HOW TO COMPLETE THIS TASK: Without including any pictures, return the records below exactly as written.

SUPPLIED RECORDS:
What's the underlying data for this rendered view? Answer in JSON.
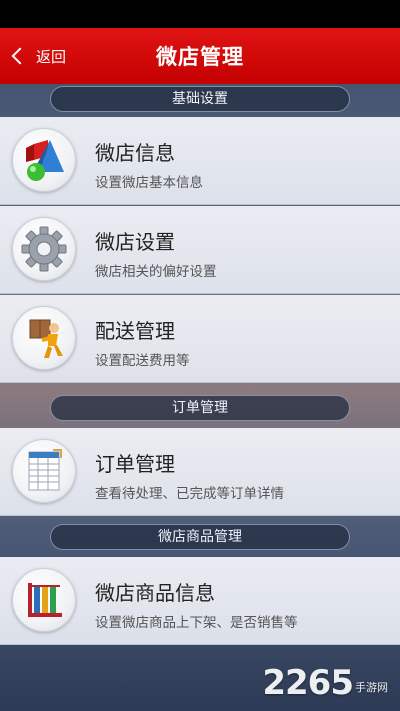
{
  "header": {
    "back_label": "返回",
    "title": "微店管理"
  },
  "sections": [
    {
      "label": "基础设置"
    },
    {
      "label": "订单管理"
    },
    {
      "label": "微店商品管理"
    }
  ],
  "items": [
    {
      "title": "微店信息",
      "subtitle": "设置微店基本信息",
      "icon": "shapes-icon"
    },
    {
      "title": "微店设置",
      "subtitle": "微店相关的偏好设置",
      "icon": "gear-icon"
    },
    {
      "title": "配送管理",
      "subtitle": "设置配送费用等",
      "icon": "delivery-icon"
    },
    {
      "title": "订单管理",
      "subtitle": "查看待处理、已完成等订单详情",
      "icon": "document-icon"
    },
    {
      "title": "微店商品信息",
      "subtitle": "设置微店商品上下架、是否销售等",
      "icon": "books-icon"
    }
  ],
  "watermark": {
    "number": "2265",
    "text": "手游网"
  }
}
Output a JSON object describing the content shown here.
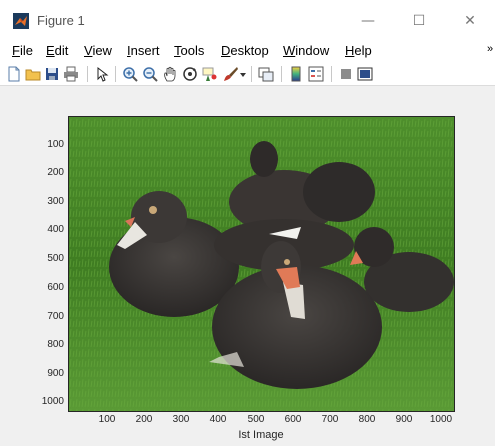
{
  "window": {
    "title": "Figure 1",
    "controls": {
      "minimize": "—",
      "maximize": "☐",
      "close": "✕"
    }
  },
  "menu": {
    "items": [
      {
        "accel": "F",
        "rest": "ile"
      },
      {
        "accel": "E",
        "rest": "dit"
      },
      {
        "accel": "V",
        "rest": "iew"
      },
      {
        "accel": "I",
        "rest": "nsert"
      },
      {
        "accel": "T",
        "rest": "ools"
      },
      {
        "accel": "D",
        "rest": "esktop"
      },
      {
        "accel": "W",
        "rest": "indow"
      },
      {
        "accel": "H",
        "rest": "elp"
      }
    ],
    "overflow": "»"
  },
  "toolbar": {
    "icons": [
      "new-figure-icon",
      "open-file-icon",
      "save-icon",
      "print-icon",
      "pointer-icon",
      "zoom-in-icon",
      "zoom-out-icon",
      "pan-icon",
      "rotate-3d-icon",
      "data-cursor-icon",
      "brush-icon",
      "link-plot-icon",
      "colorbar-icon",
      "legend-icon",
      "hide-plot-tools-icon",
      "show-plot-tools-icon"
    ]
  },
  "axes": {
    "image_subject": "ducks resting on grass",
    "yticks": [
      "100",
      "200",
      "300",
      "400",
      "500",
      "600",
      "700",
      "800",
      "900",
      "1000"
    ],
    "xticks": [
      "100",
      "200",
      "300",
      "400",
      "500",
      "600",
      "700",
      "800",
      "900",
      "1000"
    ],
    "xlabel": "Ist Image"
  },
  "colors": {
    "window_bg": "#ffffff",
    "figure_bg": "#f0f0f0",
    "axis_color": "#262626",
    "grass": "#3f7d22",
    "duck_dark": "#3a3634",
    "beak_orange": "#e07a57"
  }
}
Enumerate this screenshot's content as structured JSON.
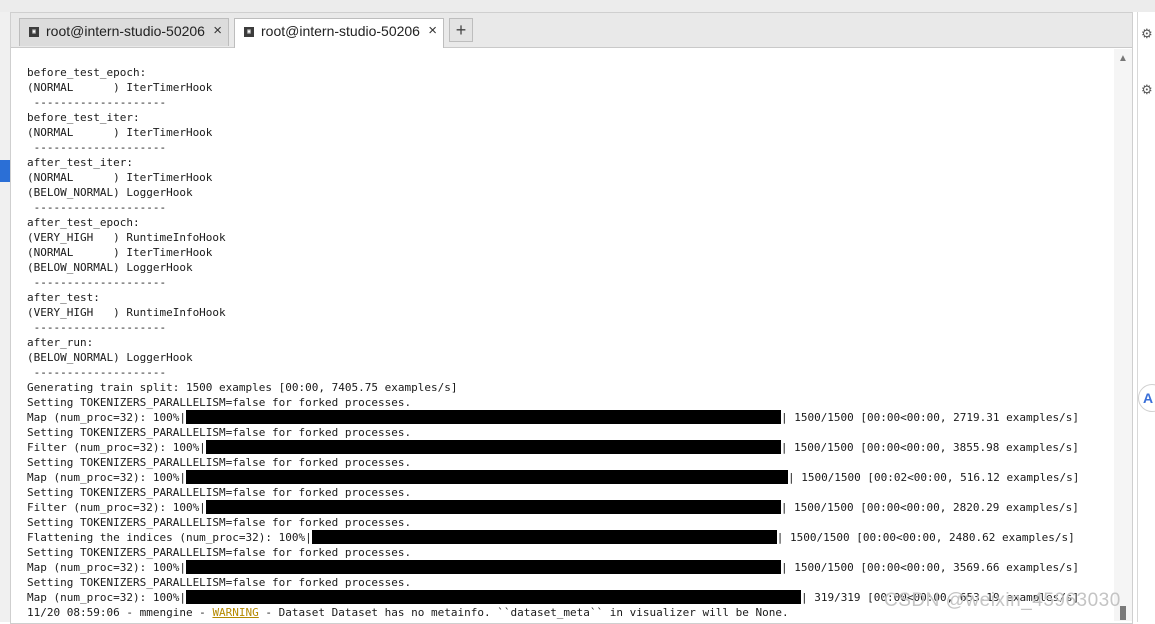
{
  "tabs": [
    {
      "title": "root@intern-studio-50206",
      "close": "×"
    },
    {
      "title": "root@intern-studio-50206",
      "close": "×"
    }
  ],
  "new_tab_label": "+",
  "tab_icon_text": "▣",
  "terminal_lines": [
    {
      "text": "before_test_epoch:"
    },
    {
      "text": "(NORMAL      ) IterTimerHook"
    },
    {
      "text": " --------------------"
    },
    {
      "text": "before_test_iter:"
    },
    {
      "text": "(NORMAL      ) IterTimerHook"
    },
    {
      "text": " --------------------"
    },
    {
      "text": "after_test_iter:"
    },
    {
      "text": "(NORMAL      ) IterTimerHook"
    },
    {
      "text": "(BELOW_NORMAL) LoggerHook"
    },
    {
      "text": " --------------------"
    },
    {
      "text": "after_test_epoch:"
    },
    {
      "text": "(VERY_HIGH   ) RuntimeInfoHook"
    },
    {
      "text": "(NORMAL      ) IterTimerHook"
    },
    {
      "text": "(BELOW_NORMAL) LoggerHook"
    },
    {
      "text": " --------------------"
    },
    {
      "text": "after_test:"
    },
    {
      "text": "(VERY_HIGH   ) RuntimeInfoHook"
    },
    {
      "text": " --------------------"
    },
    {
      "text": "after_run:"
    },
    {
      "text": "(BELOW_NORMAL) LoggerHook"
    },
    {
      "text": " --------------------"
    },
    {
      "text": "Generating train split: 1500 examples [00:00, 7405.75 examples/s]"
    },
    {
      "text": "Setting TOKENIZERS_PARALLELISM=false for forked processes."
    },
    {
      "text": "Map (num_proc=32): 100%|",
      "bar": 1.0,
      "after": "| 1500/1500 [00:00<00:00, 2719.31 examples/s]"
    },
    {
      "text": "Setting TOKENIZERS_PARALLELISM=false for forked processes."
    },
    {
      "text": "Filter (num_proc=32): 100%|",
      "bar": 1.0,
      "after": "| 1500/1500 [00:00<00:00, 3855.98 examples/s]"
    },
    {
      "text": "Setting TOKENIZERS_PARALLELISM=false for forked processes."
    },
    {
      "text": "Map (num_proc=32): 100%|",
      "bar": 1.0,
      "after": "| 1500/1500 [00:02<00:00, 516.12 examples/s]"
    },
    {
      "text": "Setting TOKENIZERS_PARALLELISM=false for forked processes."
    },
    {
      "text": "Filter (num_proc=32): 100%|",
      "bar": 1.0,
      "after": "| 1500/1500 [00:00<00:00, 2820.29 examples/s]"
    },
    {
      "text": "Setting TOKENIZERS_PARALLELISM=false for forked processes."
    },
    {
      "text": "Flattening the indices (num_proc=32): 100%|",
      "bar": 1.0,
      "after": "| 1500/1500 [00:00<00:00, 2480.62 examples/s]"
    },
    {
      "text": "Setting TOKENIZERS_PARALLELISM=false for forked processes."
    },
    {
      "text": "Map (num_proc=32): 100%|",
      "bar": 1.0,
      "after": "| 1500/1500 [00:00<00:00, 3569.66 examples/s]"
    },
    {
      "text": "Setting TOKENIZERS_PARALLELISM=false for forked processes."
    },
    {
      "text": "Map (num_proc=32): 100%|",
      "bar": 1.0,
      "after": "| 319/319 [00:00<00:00, 653.19 examples/s]"
    },
    {
      "text": "11/20 08:59:06 - mmengine - ",
      "warn": "WARNING",
      "after": " - Dataset Dataset has no metainfo. ``dataset_meta`` in visualizer will be None."
    }
  ],
  "watermark": "CSDN @weixin_45963030"
}
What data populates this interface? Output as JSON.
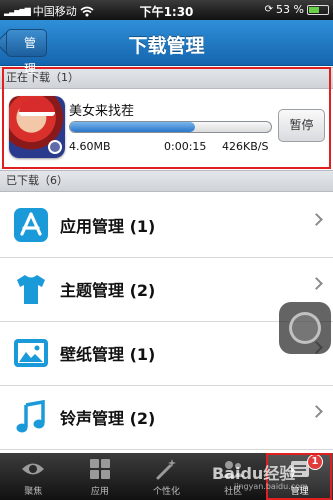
{
  "status_bar": {
    "carrier": "中国移动",
    "time": "下午1:30",
    "battery": "53 %"
  },
  "nav": {
    "back_label": "管理",
    "title": "下载管理"
  },
  "downloading": {
    "header": "正在下载（1）",
    "item": {
      "name": "美女来找茬",
      "size": "4.60MB",
      "elapsed": "0:00:15",
      "speed": "426KB/S",
      "progress": 0.62,
      "pause_label": "暂停"
    }
  },
  "downloaded": {
    "header": "已下载（6）"
  },
  "manage_items": [
    {
      "label": "应用管理 (1)",
      "icon": "app-store-icon"
    },
    {
      "label": "主题管理 (2)",
      "icon": "tshirt-icon"
    },
    {
      "label": "壁纸管理 (1)",
      "icon": "picture-icon"
    },
    {
      "label": "铃声管理 (2)",
      "icon": "music-note-icon"
    }
  ],
  "tabs": [
    {
      "label": "聚焦",
      "icon": "eye-icon"
    },
    {
      "label": "应用",
      "icon": "grid-icon"
    },
    {
      "label": "个性化",
      "icon": "magic-wand-icon"
    },
    {
      "label": "社区",
      "icon": "community-icon"
    },
    {
      "label": "管理",
      "icon": "manage-icon",
      "badge": "1"
    }
  ],
  "watermark": {
    "text": "Baidu经验",
    "sub": "jingyan.baidu.com"
  },
  "colors": {
    "nav_blue": "#1e75c2",
    "icon_blue": "#1a9ad8",
    "highlight_red": "#e02020",
    "badge_red": "#e23b3b"
  }
}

TASK SOLUTION:
What's the underlying data for this rendered view? Answer in JSON.
{
  "header": {
    "back_label": "返回",
    "title": "微店管理"
  },
  "sections": [
    {
      "label": "基础设置"
    },
    {
      "label": "订单管理"
    },
    {
      "label": "微店商品管理"
    }
  ],
  "items": [
    {
      "title": "微店信息",
      "subtitle": "设置微店基本信息",
      "icon": "shapes-icon"
    },
    {
      "title": "微店设置",
      "subtitle": "微店相关的偏好设置",
      "icon": "gear-icon"
    },
    {
      "title": "配送管理",
      "subtitle": "设置配送费用等",
      "icon": "delivery-icon"
    },
    {
      "title": "订单管理",
      "subtitle": "查看待处理、已完成等订单详情",
      "icon": "document-icon"
    },
    {
      "title": "微店商品信息",
      "subtitle": "设置微店商品上下架、是否销售等",
      "icon": "books-icon"
    }
  ],
  "watermark": {
    "number": "2265",
    "text": "手游网"
  }
}
Output a JSON object describing the content shown here.
{
  "window": {
    "title": "Figure 1",
    "controls": {
      "minimize": "—",
      "maximize": "☐",
      "close": "✕"
    }
  },
  "menu": {
    "items": [
      {
        "accel": "F",
        "rest": "ile"
      },
      {
        "accel": "E",
        "rest": "dit"
      },
      {
        "accel": "V",
        "rest": "iew"
      },
      {
        "accel": "I",
        "rest": "nsert"
      },
      {
        "accel": "T",
        "rest": "ools"
      },
      {
        "accel": "D",
        "rest": "esktop"
      },
      {
        "accel": "W",
        "rest": "indow"
      },
      {
        "accel": "H",
        "rest": "elp"
      }
    ],
    "overflow": "»"
  },
  "toolbar": {
    "icons": [
      "new-figure-icon",
      "open-file-icon",
      "save-icon",
      "print-icon",
      "pointer-icon",
      "zoom-in-icon",
      "zoom-out-icon",
      "pan-icon",
      "rotate-3d-icon",
      "data-cursor-icon",
      "brush-icon",
      "link-plot-icon",
      "colorbar-icon",
      "legend-icon",
      "hide-plot-tools-icon",
      "show-plot-tools-icon"
    ]
  },
  "axes": {
    "image_subject": "ducks resting on grass",
    "yticks": [
      "100",
      "200",
      "300",
      "400",
      "500",
      "600",
      "700",
      "800",
      "900",
      "1000"
    ],
    "xticks": [
      "100",
      "200",
      "300",
      "400",
      "500",
      "600",
      "700",
      "800",
      "900",
      "1000"
    ],
    "xlabel": "Ist Image"
  },
  "colors": {
    "window_bg": "#ffffff",
    "figure_bg": "#f0f0f0",
    "axis_color": "#262626",
    "grass": "#3f7d22",
    "duck_dark": "#3a3634",
    "beak_orange": "#e07a57"
  }
}
Enumerate this screenshot's content as structured JSON.
{
  "tabs": [
    {
      "title": "root@intern-studio-50206",
      "close": "×"
    },
    {
      "title": "root@intern-studio-50206",
      "close": "×"
    }
  ],
  "new_tab_label": "+",
  "tab_icon_text": "▣",
  "terminal_lines": [
    {
      "text": "before_test_epoch:"
    },
    {
      "text": "(NORMAL      ) IterTimerHook"
    },
    {
      "text": " --------------------"
    },
    {
      "text": "before_test_iter:"
    },
    {
      "text": "(NORMAL      ) IterTimerHook"
    },
    {
      "text": " --------------------"
    },
    {
      "text": "after_test_iter:"
    },
    {
      "text": "(NORMAL      ) IterTimerHook"
    },
    {
      "text": "(BELOW_NORMAL) LoggerHook"
    },
    {
      "text": " --------------------"
    },
    {
      "text": "after_test_epoch:"
    },
    {
      "text": "(VERY_HIGH   ) RuntimeInfoHook"
    },
    {
      "text": "(NORMAL      ) IterTimerHook"
    },
    {
      "text": "(BELOW_NORMAL) LoggerHook"
    },
    {
      "text": " --------------------"
    },
    {
      "text": "after_test:"
    },
    {
      "text": "(VERY_HIGH   ) RuntimeInfoHook"
    },
    {
      "text": " --------------------"
    },
    {
      "text": "after_run:"
    },
    {
      "text": "(BELOW_NORMAL) LoggerHook"
    },
    {
      "text": " --------------------"
    },
    {
      "text": "Generating train split: 1500 examples [00:00, 7405.75 examples/s]"
    },
    {
      "text": "Setting TOKENIZERS_PARALLELISM=false for forked processes."
    },
    {
      "text": "Map (num_proc=32): 100%|",
      "bar": 1.0,
      "after": "| 1500/1500 [00:00<00:00, 2719.31 examples/s]"
    },
    {
      "text": "Setting TOKENIZERS_PARALLELISM=false for forked processes."
    },
    {
      "text": "Filter (num_proc=32): 100%|",
      "bar": 1.0,
      "after": "| 1500/1500 [00:00<00:00, 3855.98 examples/s]"
    },
    {
      "text": "Setting TOKENIZERS_PARALLELISM=false for forked processes."
    },
    {
      "text": "Map (num_proc=32): 100%|",
      "bar": 1.0,
      "after": "| 1500/1500 [00:02<00:00, 516.12 examples/s]"
    },
    {
      "text": "Setting TOKENIZERS_PARALLELISM=false for forked processes."
    },
    {
      "text": "Filter (num_proc=32): 100%|",
      "bar": 1.0,
      "after": "| 1500/1500 [00:00<00:00, 2820.29 examples/s]"
    },
    {
      "text": "Setting TOKENIZERS_PARALLELISM=false for forked processes."
    },
    {
      "text": "Flattening the indices (num_proc=32): 100%|",
      "bar": 1.0,
      "after": "| 1500/1500 [00:00<00:00, 2480.62 examples/s]"
    },
    {
      "text": "Setting TOKENIZERS_PARALLELISM=false for forked processes."
    },
    {
      "text": "Map (num_proc=32): 100%|",
      "bar": 1.0,
      "after": "| 1500/1500 [00:00<00:00, 3569.66 examples/s]"
    },
    {
      "text": "Setting TOKENIZERS_PARALLELISM=false for forked processes."
    },
    {
      "text": "Map (num_proc=32): 100%|",
      "bar": 1.0,
      "after": "| 319/319 [00:00<00:00, 653.19 examples/s]"
    },
    {
      "text": "11/20 08:59:06 - mmengine - ",
      "warn": "WARNING",
      "after": " - Dataset Dataset has no metainfo. ``dataset_meta`` in visualizer will be None."
    }
  ],
  "watermark": "CSDN @weixin_45963030"
}
What data populates this interface? Output as JSON.
{
  "status_bar": {
    "carrier": "中国移动",
    "time": "下午1:30",
    "battery": "53 %"
  },
  "nav": {
    "back_label": "管理",
    "title": "下载管理"
  },
  "downloading": {
    "header": "正在下载（1）",
    "item": {
      "name": "美女来找茬",
      "size": "4.60MB",
      "elapsed": "0:00:15",
      "speed": "426KB/S",
      "progress": 0.62,
      "pause_label": "暂停"
    }
  },
  "downloaded": {
    "header": "已下载（6）"
  },
  "manage_items": [
    {
      "label": "应用管理 (1)",
      "icon": "app-store-icon"
    },
    {
      "label": "主题管理 (2)",
      "icon": "tshirt-icon"
    },
    {
      "label": "壁纸管理 (1)",
      "icon": "picture-icon"
    },
    {
      "label": "铃声管理 (2)",
      "icon": "music-note-icon"
    }
  ],
  "tabs": [
    {
      "label": "聚焦",
      "icon": "eye-icon"
    },
    {
      "label": "应用",
      "icon": "grid-icon"
    },
    {
      "label": "个性化",
      "icon": "magic-wand-icon"
    },
    {
      "label": "社区",
      "icon": "community-icon"
    },
    {
      "label": "管理",
      "icon": "manage-icon",
      "badge": "1"
    }
  ],
  "watermark": {
    "text": "Baidu经验",
    "sub": "jingyan.baidu.com"
  },
  "colors": {
    "nav_blue": "#1e75c2",
    "icon_blue": "#1a9ad8",
    "highlight_red": "#e02020",
    "badge_red": "#e23b3b"
  }
}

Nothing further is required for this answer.